Here is a whey-fermented fish recipe: http://www.sustainableeats.com/tag/lacto-fermented-food-recipes/
Surströmming - en.wikipedia.org/wiki/SurströmmingShareSurströmming
How to Make Surstromming - eHow.com http://www.ehow.com/how_2070108_make-surstromming.html#ixzz26ipGEMzzIcelandic raw fermented meats/fish:
lundabaggar: raw fermented lamb
hrutspungar: raw fermented ram’s testicles
hákarl: raw fermented and dried shark
(See Fermented Icelandic Sheep, http://factoidz.com/fermented-icelandic-sheep
)Raw fermented sausage and other traditionally cured or fresh sausage-style meats:
Though completely uncooked, [traditional] salami are not "raw" per se; they have been prepared via curing. The term salame cotto refers to salami cooked or smoked before or after curing and it is typical of Piedmont region in Italy. This is done to impart a specific flavor but not to cook the meat. Before curing, a cotto salame is still considered raw and is not ready to be eaten.
Traditional sausage/salami recipes using no preservatives and no smoking or high heat are available at http://honest-food.net/cured-meat/
(thanks to razmatazz)
Some of the following are technically not considered "Paleo":Fermented raw dairy
For raw primal (Aajonus Vonderplanitz style), raw Weston Price, and raw Primal Blueprint (Mark Sisson style) dieters
Raw (just warmed) yogurt:
Tips from Seth Roberts:

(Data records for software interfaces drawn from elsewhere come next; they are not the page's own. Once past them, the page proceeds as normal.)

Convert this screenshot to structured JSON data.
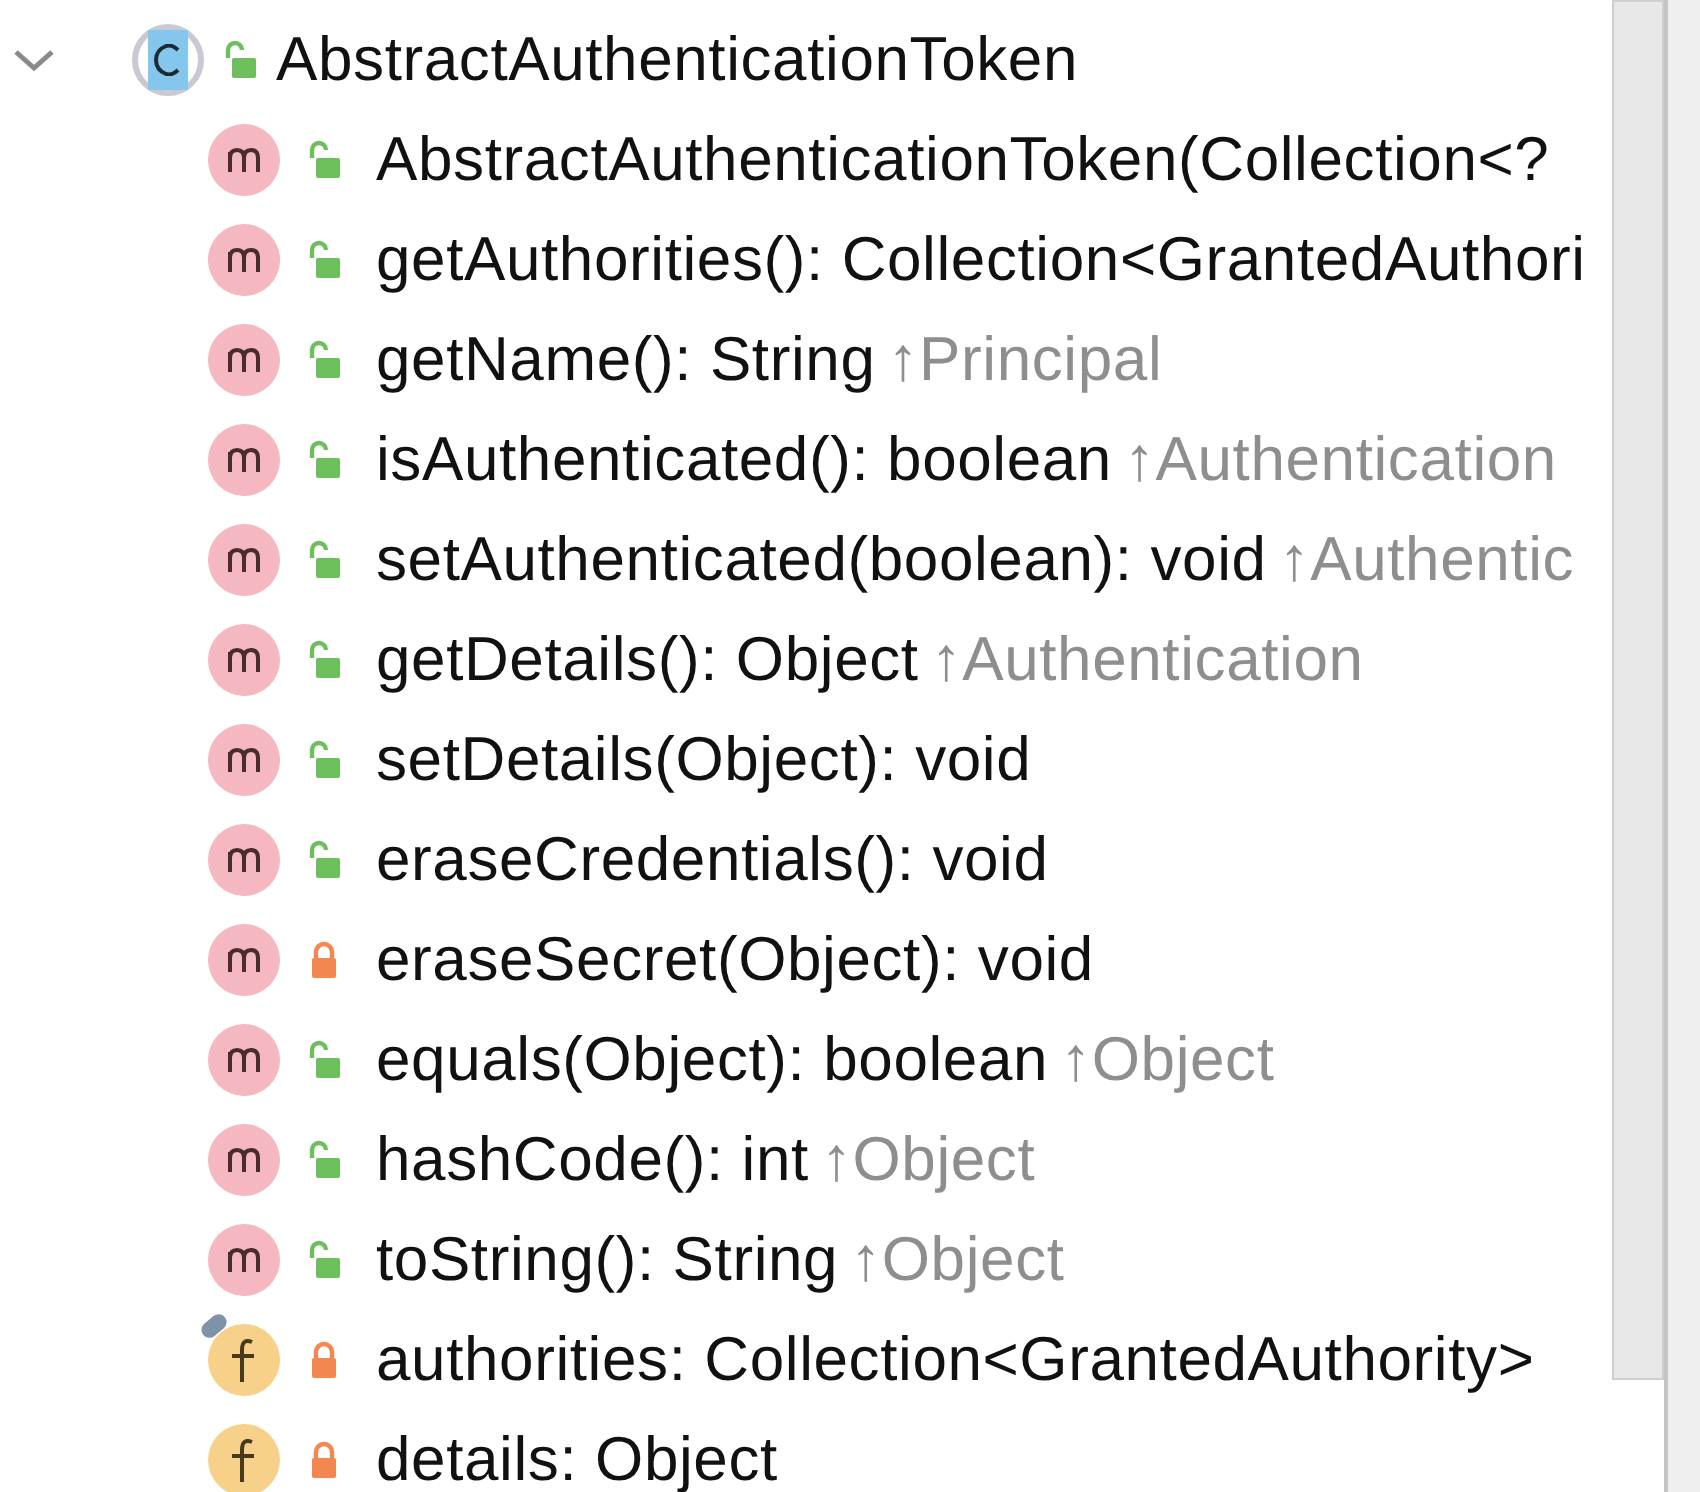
{
  "class_node": {
    "expanded": true,
    "kind": "class",
    "private": false,
    "name": "AbstractAuthenticationToken"
  },
  "members": [
    {
      "kind": "method",
      "private": false,
      "tagged": false,
      "signature": "AbstractAuthenticationToken(Collection<?"
    },
    {
      "kind": "method",
      "private": false,
      "tagged": false,
      "signature": "getAuthorities(): Collection<GrantedAuthori"
    },
    {
      "kind": "method",
      "private": false,
      "tagged": false,
      "signature": "getName(): String",
      "inherited": "↑Principal"
    },
    {
      "kind": "method",
      "private": false,
      "tagged": false,
      "signature": "isAuthenticated(): boolean",
      "inherited": "↑Authentication"
    },
    {
      "kind": "method",
      "private": false,
      "tagged": false,
      "signature": "setAuthenticated(boolean): void",
      "inherited": "↑Authentic"
    },
    {
      "kind": "method",
      "private": false,
      "tagged": false,
      "signature": "getDetails(): Object",
      "inherited": "↑Authentication"
    },
    {
      "kind": "method",
      "private": false,
      "tagged": false,
      "signature": "setDetails(Object): void"
    },
    {
      "kind": "method",
      "private": false,
      "tagged": false,
      "signature": "eraseCredentials(): void"
    },
    {
      "kind": "method",
      "private": true,
      "tagged": false,
      "signature": "eraseSecret(Object): void"
    },
    {
      "kind": "method",
      "private": false,
      "tagged": false,
      "signature": "equals(Object): boolean",
      "inherited": "↑Object"
    },
    {
      "kind": "method",
      "private": false,
      "tagged": false,
      "signature": "hashCode(): int",
      "inherited": "↑Object"
    },
    {
      "kind": "method",
      "private": false,
      "tagged": false,
      "signature": "toString(): String",
      "inherited": "↑Object"
    },
    {
      "kind": "field",
      "private": true,
      "tagged": true,
      "signature": "authorities: Collection<GrantedAuthority>"
    },
    {
      "kind": "field",
      "private": true,
      "tagged": false,
      "signature": "details: Object"
    }
  ]
}
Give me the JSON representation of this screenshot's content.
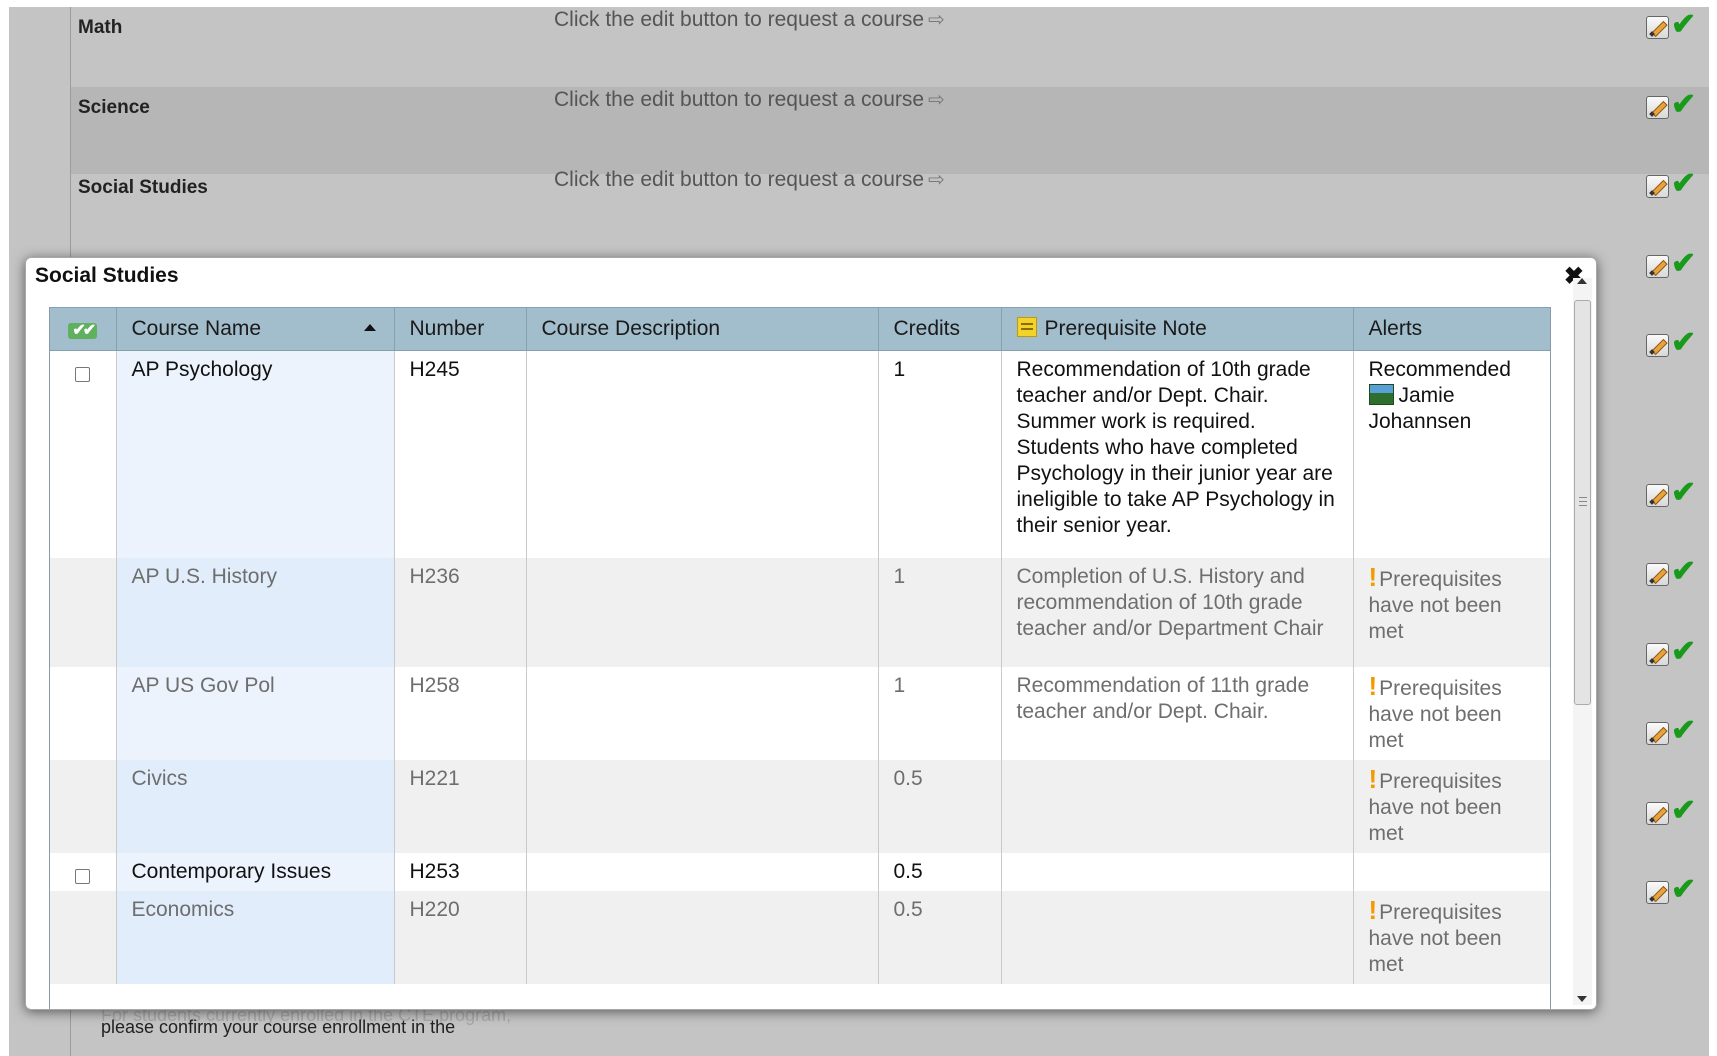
{
  "background": {
    "rows": [
      {
        "subject": "Math",
        "hint": "Click the edit button to request a course",
        "alt": false
      },
      {
        "subject": "Science",
        "hint": "Click the edit button to request a course",
        "alt": true
      },
      {
        "subject": "Social Studies",
        "hint": "Click the edit button to request a course",
        "alt": false
      }
    ],
    "footer_text": "please confirm your course enrollment in the",
    "footer_obscured_text": "For students currently enrolled in the CTE program,"
  },
  "modal": {
    "title": "Social Studies",
    "close_glyph": "✖",
    "columns": {
      "select_all_glyph": "✔✔",
      "course_name": "Course Name",
      "number": "Number",
      "description": "Course Description",
      "credits": "Credits",
      "prereq_note": "Prerequisite Note",
      "alerts": "Alerts"
    },
    "rows": [
      {
        "selectable": true,
        "name": "AP Psychology",
        "number": "H245",
        "description": "",
        "credits": "1",
        "prereq": "Recommendation of 10th grade teacher and/or Dept. Chair. Summer work is required. Students who have completed Psychology in their junior year are ineligible to take AP Psychology in their senior year.",
        "alert_type": "recommended",
        "alert_text": "Recommended",
        "recommender": "Jamie Johannsen"
      },
      {
        "selectable": false,
        "name": "AP U.S. History",
        "number": "H236",
        "description": "",
        "credits": "1",
        "prereq": "Completion of U.S. History and recommendation of 10th grade teacher and/or Department Chair",
        "alert_type": "warning",
        "alert_text": "Prerequisites have not been met",
        "recommender": ""
      },
      {
        "selectable": false,
        "name": "AP US Gov Pol",
        "number": "H258",
        "description": "",
        "credits": "1",
        "prereq": "Recommendation of 11th grade teacher and/or Dept. Chair.",
        "alert_type": "warning",
        "alert_text": "Prerequisites have not been met",
        "recommender": ""
      },
      {
        "selectable": false,
        "name": "Civics",
        "number": "H221",
        "description": "",
        "credits": "0.5",
        "prereq": "",
        "alert_type": "warning",
        "alert_text": "Prerequisites have not been met",
        "recommender": ""
      },
      {
        "selectable": true,
        "name": "Contemporary Issues",
        "number": "H253",
        "description": "",
        "credits": "0.5",
        "prereq": "",
        "alert_type": "none",
        "alert_text": "",
        "recommender": ""
      },
      {
        "selectable": false,
        "name": "Economics",
        "number": "H220",
        "description": "",
        "credits": "0.5",
        "prereq": "",
        "alert_type": "warning",
        "alert_text": "Prerequisites have not been met",
        "recommender": ""
      }
    ]
  },
  "icons": {
    "edit": "pencil-icon",
    "approve": "checkmark-icon",
    "warning": "exclamation-icon",
    "recommend": "road-icon",
    "note": "note-icon",
    "hint_arrow": "⇨",
    "warning_glyph": "!"
  },
  "colors": {
    "header_bg": "#a2bdcb",
    "name_col_bg": "#e1edfb",
    "check_green": "#1a9a1a",
    "warning_orange": "#f39a00"
  }
}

"Now I just take the milk from the refrigerator, put in a tiny amount of culture, surround the milk with hot water (using a Chinese yogurt-making machine that keeps the water warm), and wait. So much easier. The final product is better (smoother, thicker) than the old hard way, especially when I learned that tiny amounts of culture work better than large amounts. “In my experience, cultures from commercial yogurts never maintain their viability beyond a few generations,” Katz writes. My experience is different: I’ve never had a problem using them."
- Seth Roberts, from a review of The Art of Fermentation by Sandor Katz
Casu marzu (which translates to "rotten cheese"--Sardinian fermented cheese with live maggot larvae), gravlax (Norwegian raw fermented salmon) and hákarl - You Eat That? By RACHEL HERZ, JANUARY 28, 2012,http://online.wsj.com/article/SB10001424052970204661604577186843056231170.html?mod=WSJ_hp_editorsPicks_4#articleTabs%3Darticle
(natto and chicha are also covered)